Problem details: Search the records for the string "accent", then copy each line that has it.

Material to process:
%%

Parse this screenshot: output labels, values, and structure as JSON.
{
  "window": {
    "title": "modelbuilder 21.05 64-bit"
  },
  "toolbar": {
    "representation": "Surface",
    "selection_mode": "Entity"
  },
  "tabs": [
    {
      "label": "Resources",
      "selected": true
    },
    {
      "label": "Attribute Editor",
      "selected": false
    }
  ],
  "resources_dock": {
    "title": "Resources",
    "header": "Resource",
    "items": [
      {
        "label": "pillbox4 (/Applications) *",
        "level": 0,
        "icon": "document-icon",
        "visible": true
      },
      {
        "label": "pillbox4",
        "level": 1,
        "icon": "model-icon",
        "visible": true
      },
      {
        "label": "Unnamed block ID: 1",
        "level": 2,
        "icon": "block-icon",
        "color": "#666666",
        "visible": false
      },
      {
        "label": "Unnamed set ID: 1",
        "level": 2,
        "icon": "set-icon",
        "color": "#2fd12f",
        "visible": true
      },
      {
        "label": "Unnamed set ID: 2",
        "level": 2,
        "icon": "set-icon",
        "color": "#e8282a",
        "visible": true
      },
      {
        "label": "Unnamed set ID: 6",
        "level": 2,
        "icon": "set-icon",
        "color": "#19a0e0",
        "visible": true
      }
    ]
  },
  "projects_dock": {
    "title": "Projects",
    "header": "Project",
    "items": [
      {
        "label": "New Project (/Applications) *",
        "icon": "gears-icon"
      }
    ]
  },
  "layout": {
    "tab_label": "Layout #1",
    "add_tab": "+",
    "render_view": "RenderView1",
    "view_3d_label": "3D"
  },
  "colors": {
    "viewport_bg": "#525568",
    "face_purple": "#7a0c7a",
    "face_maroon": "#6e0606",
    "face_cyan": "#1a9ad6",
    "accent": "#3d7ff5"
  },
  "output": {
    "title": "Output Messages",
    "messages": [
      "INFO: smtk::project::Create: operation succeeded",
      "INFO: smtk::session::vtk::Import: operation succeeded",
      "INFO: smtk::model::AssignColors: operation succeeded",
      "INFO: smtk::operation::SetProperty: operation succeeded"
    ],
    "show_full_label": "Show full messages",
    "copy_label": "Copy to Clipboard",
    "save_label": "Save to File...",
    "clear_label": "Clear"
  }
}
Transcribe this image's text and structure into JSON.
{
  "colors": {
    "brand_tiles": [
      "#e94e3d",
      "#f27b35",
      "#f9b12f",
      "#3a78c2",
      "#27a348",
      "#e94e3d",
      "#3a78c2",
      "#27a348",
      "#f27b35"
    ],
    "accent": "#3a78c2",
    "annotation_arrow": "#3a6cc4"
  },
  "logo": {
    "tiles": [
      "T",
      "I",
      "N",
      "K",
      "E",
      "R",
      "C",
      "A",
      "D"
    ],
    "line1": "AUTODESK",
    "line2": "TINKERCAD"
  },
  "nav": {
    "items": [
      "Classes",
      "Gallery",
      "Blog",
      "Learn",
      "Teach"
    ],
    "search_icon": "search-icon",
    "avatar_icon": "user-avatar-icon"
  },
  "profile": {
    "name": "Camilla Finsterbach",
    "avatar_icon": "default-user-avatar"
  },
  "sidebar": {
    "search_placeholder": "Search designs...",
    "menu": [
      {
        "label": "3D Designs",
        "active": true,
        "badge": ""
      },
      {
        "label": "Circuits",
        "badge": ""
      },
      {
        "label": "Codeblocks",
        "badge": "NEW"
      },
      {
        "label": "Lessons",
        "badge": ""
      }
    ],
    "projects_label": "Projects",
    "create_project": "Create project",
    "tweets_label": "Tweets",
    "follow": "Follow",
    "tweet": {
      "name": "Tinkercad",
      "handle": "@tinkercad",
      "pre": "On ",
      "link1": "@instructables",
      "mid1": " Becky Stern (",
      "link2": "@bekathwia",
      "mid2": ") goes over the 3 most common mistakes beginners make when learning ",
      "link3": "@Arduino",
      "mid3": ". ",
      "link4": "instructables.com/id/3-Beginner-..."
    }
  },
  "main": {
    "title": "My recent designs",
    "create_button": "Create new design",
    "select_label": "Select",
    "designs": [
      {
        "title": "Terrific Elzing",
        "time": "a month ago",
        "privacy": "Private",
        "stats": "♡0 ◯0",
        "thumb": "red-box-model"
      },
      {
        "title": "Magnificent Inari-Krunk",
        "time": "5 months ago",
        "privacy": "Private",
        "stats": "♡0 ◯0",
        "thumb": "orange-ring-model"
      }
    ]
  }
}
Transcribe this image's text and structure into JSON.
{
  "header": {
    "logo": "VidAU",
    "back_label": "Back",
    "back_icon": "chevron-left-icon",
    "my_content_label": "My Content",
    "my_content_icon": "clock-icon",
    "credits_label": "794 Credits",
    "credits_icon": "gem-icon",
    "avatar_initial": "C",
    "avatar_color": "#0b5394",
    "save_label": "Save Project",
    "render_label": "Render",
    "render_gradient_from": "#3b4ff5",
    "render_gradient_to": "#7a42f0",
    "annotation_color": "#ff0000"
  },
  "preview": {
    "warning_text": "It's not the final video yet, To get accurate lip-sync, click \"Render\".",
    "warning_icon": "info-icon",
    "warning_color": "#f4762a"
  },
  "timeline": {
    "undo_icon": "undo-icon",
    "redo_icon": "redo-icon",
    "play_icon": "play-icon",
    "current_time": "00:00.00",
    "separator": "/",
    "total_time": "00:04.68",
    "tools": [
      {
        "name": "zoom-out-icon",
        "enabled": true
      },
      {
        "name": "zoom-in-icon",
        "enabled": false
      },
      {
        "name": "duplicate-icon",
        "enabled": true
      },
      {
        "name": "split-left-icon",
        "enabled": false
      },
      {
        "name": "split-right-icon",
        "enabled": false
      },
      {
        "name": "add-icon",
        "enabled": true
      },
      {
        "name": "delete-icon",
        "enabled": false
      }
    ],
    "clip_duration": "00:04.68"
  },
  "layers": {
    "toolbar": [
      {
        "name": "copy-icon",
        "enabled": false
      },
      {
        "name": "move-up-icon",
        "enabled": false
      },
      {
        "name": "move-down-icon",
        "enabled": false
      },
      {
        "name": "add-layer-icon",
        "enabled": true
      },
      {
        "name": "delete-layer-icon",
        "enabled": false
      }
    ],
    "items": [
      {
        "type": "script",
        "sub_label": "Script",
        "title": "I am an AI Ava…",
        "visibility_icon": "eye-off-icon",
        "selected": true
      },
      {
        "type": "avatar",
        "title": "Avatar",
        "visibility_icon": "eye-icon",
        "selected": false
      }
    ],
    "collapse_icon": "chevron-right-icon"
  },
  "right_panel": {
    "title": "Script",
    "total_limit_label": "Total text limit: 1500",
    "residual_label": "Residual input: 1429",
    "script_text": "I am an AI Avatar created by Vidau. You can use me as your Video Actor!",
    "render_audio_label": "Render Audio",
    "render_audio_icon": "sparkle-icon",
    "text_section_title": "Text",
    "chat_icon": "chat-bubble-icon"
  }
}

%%
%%

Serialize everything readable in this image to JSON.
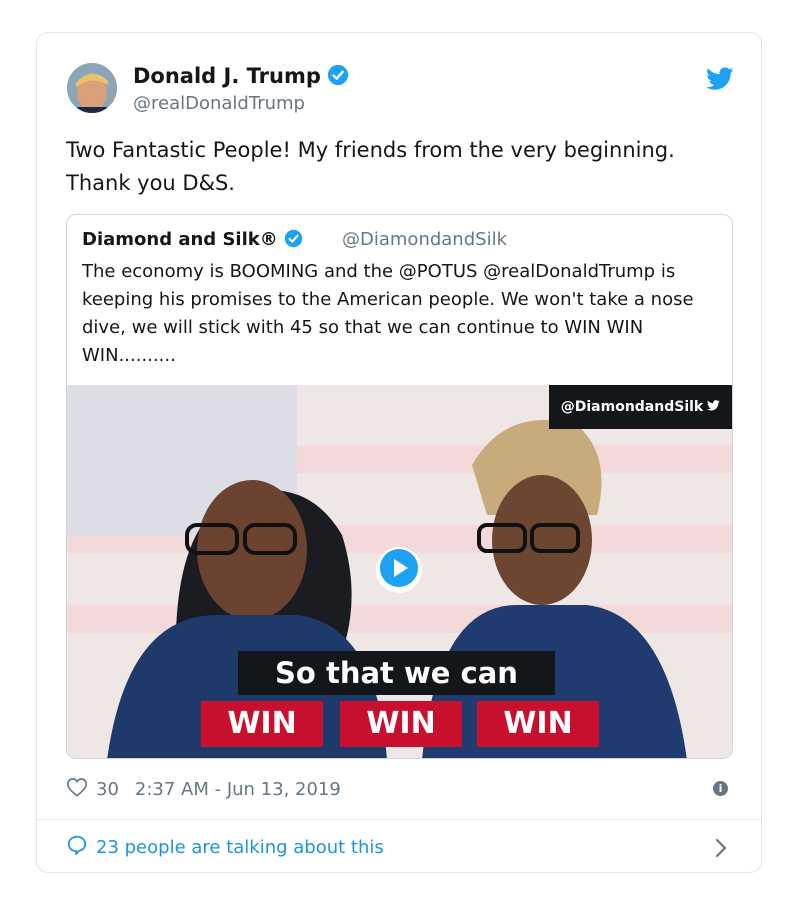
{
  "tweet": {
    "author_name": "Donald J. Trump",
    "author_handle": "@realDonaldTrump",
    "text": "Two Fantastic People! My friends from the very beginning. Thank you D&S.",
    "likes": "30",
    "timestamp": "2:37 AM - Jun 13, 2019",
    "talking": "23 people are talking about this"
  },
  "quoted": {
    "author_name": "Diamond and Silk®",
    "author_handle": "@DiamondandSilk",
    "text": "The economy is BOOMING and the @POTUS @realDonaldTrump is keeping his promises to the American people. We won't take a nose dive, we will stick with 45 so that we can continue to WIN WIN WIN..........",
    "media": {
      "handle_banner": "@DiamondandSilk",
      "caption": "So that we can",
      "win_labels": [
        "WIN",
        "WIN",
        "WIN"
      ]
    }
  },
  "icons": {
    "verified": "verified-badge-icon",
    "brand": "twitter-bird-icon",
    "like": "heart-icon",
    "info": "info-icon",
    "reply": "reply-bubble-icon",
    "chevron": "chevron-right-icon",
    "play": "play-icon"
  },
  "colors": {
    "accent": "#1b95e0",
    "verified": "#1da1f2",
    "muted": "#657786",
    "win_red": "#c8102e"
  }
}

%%

Exercise answer:
    "accent": "#3d7ff5"
    "accent": "#3a78c2",
    "accent": "#1b95e0",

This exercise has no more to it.